Daylight Shifting Time
This is the weekend we shift our clocks back to Standard time. So check your clocks, you were supposed to get up at 2:00 am and move the dials back a hour. Hope you did just that. Are you like me and enjoyed another hour of sleep this morning? But what does it really mean, this exercise in playing with all the clocks even in the car (don't forget that one). It is not really about saving daylight because that is going down here in the northern hemisphere wether we move clocks or not. It is about shifting time to morning or night. The credit of this idea is to Benjamin Franklin. Slightly edited for brevity.
Benjamin Franklin Excerpts and commentary on
the essay in Journal de Paris, on April 26, 1784
As he neared the end of his long tenure as American delegate in Paris, Benjamin Franklin felt his years. Gout and gallstones hampered his movements and left him virtually confined to his house in the Parisian suburb of Passy.
One such piece took the form of a letter to the Journal de Paris concerning the economy of lighting in the home, which Franklin wrote after attending the demonstration of a new oil lamp. In it, he parodied himself, his love of thrift, his scientific papers and his passion for playing chess until the wee hours of the morning then sleeping until midday. His friend Cadet de Vaux published the letter in the Journal on April 26, 1784, under the English title An Economical Project. Franklin began the letter by noting that much discussion had followed the demonstration of an oil lamp the previous evening concerning the amount of oil used in relation to the quantity of light produced. This he followed with details of how a great discovery of an avenue of thrift came to him.
The Parisians never woke before noon
Franklin had eventually bedded down at three or four hours past midnight but was awakened at six in the morning by a sudden noise. Surprised to find his room filled with light, Franklin at first imagined that a number of the new oil lamps were the source, but he soon perceived the light to be originating from the outside. Looking out the window, Franklin saw the sun rising above the horizon, its rays pouring through the open shutters.
"I looked at my watch, which goes very well, and found that it was but six o clock; and still thinking it something extraordinary that the sun should rise so early, I looked into the almanac, where I found it to be the hour given for his rising on that day. I looked forward too, and found he was to rise still earlier every day towards the end of June; and that no time during the year he retarded his rising so long as till eight o clock. Your readers, who with me have never seen any sign of sunshine before noon, and seldom regard the astronomical part of the almanac, will be as much astonished as I was, when they hear of his rising so early; and especially when I assure them, that he gives light as soon as he rises. I am convinced of this.

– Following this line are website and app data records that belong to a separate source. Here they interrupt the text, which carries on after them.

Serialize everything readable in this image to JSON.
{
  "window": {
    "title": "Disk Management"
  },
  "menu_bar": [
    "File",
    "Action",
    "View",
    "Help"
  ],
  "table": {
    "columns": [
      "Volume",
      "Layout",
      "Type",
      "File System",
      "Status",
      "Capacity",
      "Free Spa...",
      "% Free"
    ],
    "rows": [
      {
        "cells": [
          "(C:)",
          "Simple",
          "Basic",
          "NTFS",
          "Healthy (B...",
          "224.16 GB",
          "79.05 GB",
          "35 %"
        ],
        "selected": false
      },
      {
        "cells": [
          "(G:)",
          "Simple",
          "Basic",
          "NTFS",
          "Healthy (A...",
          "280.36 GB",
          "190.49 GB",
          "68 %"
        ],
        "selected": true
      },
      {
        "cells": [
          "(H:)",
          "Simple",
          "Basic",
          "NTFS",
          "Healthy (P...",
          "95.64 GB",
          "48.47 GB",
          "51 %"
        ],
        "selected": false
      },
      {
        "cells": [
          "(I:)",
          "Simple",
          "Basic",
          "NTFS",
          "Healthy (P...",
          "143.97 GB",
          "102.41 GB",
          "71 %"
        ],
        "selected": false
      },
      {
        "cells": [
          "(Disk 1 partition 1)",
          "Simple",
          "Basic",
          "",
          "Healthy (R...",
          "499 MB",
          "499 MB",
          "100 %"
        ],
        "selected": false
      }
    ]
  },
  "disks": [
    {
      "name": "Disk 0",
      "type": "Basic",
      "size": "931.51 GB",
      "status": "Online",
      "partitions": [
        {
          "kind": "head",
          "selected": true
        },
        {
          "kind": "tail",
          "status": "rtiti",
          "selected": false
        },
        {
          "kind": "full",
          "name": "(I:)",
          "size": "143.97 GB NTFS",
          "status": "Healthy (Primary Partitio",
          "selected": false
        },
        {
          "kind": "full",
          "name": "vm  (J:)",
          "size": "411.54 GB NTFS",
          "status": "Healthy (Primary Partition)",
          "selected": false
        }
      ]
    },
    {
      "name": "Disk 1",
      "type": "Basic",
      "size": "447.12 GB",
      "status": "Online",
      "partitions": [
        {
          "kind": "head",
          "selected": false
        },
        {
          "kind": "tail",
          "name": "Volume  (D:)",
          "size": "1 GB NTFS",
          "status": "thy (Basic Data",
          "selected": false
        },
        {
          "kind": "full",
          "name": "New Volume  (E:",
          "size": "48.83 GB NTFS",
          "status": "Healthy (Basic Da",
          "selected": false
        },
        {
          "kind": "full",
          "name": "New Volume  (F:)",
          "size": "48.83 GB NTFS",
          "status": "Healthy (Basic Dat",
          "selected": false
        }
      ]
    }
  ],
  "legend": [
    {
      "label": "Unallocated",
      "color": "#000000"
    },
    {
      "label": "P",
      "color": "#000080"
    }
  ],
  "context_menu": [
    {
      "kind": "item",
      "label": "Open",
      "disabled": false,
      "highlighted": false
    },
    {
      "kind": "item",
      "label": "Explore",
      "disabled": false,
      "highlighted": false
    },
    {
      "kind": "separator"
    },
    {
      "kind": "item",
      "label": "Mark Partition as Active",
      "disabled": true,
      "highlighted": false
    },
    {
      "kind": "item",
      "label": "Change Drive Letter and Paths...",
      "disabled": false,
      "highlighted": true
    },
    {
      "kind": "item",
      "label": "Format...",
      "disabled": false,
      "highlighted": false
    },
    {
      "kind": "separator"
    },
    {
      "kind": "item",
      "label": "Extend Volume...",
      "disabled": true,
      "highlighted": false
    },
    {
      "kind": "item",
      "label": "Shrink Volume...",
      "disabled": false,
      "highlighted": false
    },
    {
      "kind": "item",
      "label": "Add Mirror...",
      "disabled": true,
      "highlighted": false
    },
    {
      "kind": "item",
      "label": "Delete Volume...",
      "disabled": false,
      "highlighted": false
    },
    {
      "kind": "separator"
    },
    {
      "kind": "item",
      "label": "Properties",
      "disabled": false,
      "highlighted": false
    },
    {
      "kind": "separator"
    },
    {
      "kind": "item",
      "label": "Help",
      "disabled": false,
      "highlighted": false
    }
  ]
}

Sly Franklin claimed that a noted philosopher assured him that he was most certainly mistaken, for it was well known that "there could be no light abroad at that hour." His windows had not let the light in, but being open, had let the darkness out.

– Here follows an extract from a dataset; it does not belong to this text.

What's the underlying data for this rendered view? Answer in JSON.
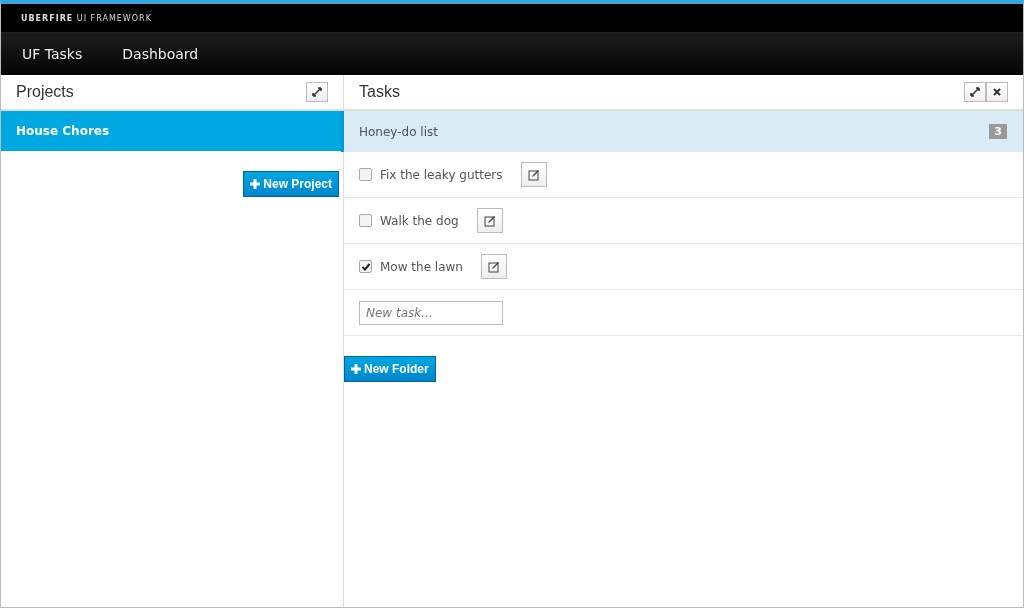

"This event has given rise in my mind to several serious and important reflections," the letter continued. Had he not been aroused at so early a morning hour, he would have slept until noon through six hours of daylight and therefore, living six hours the following night by candlelight. Realizing the latter was much more expensive than the former, he began calculating, for the sheer love of economy, the utility of his discovery -- the true test of any invention.
On the assumption that 100,000 Parisian families burned half a pound of candles per hour for an average of seven hours per day (the average time for the summer months between dusk and the supposed bedtime of Parisians), the account would stand thus:

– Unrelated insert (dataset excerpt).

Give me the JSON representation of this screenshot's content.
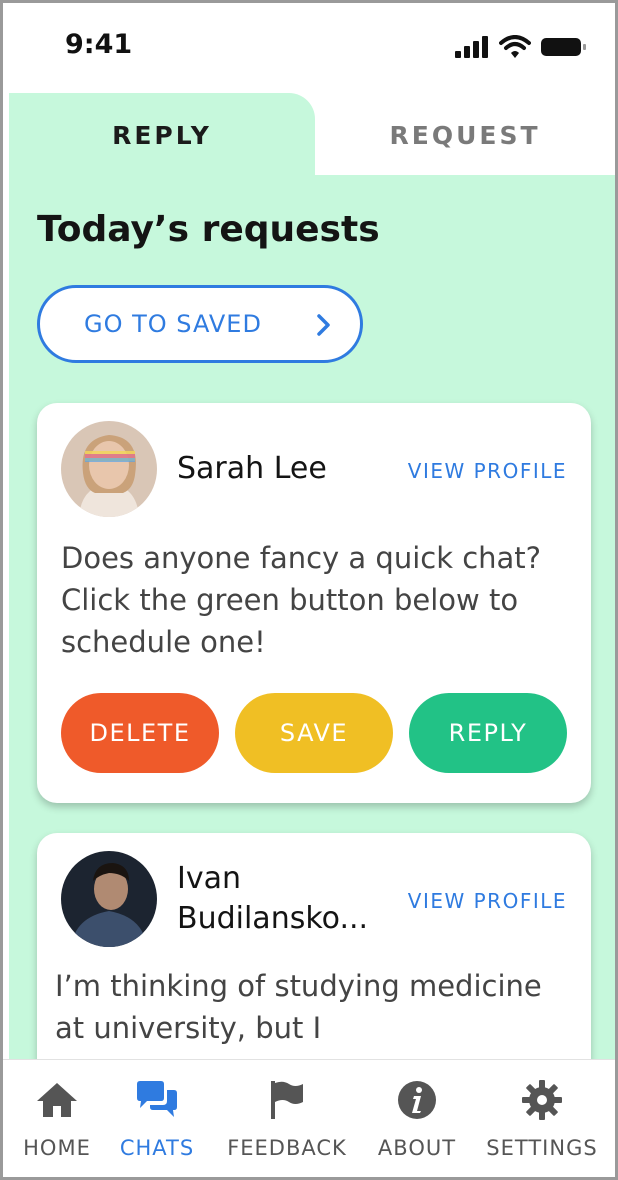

"183 nights between 20 March and 20 September times 7 hours per night of candle usage equals 1,281 hours for a half year of candle usage. Multiplying by 100,000 families gives 128,100,000 hours by candlelight. Each candle requires half a pound of tallow and wax, thus a total of 64,050,000 pounds. At a price of thirty sols per pounds of tallow and wax (two hundred sols make one livre tournois), the total sum comes to 96,075,000 livre tournois."An immense sum," the astonished Franklin concluded, "that the city of Paris might save every year."
"You may delay,
but time will not"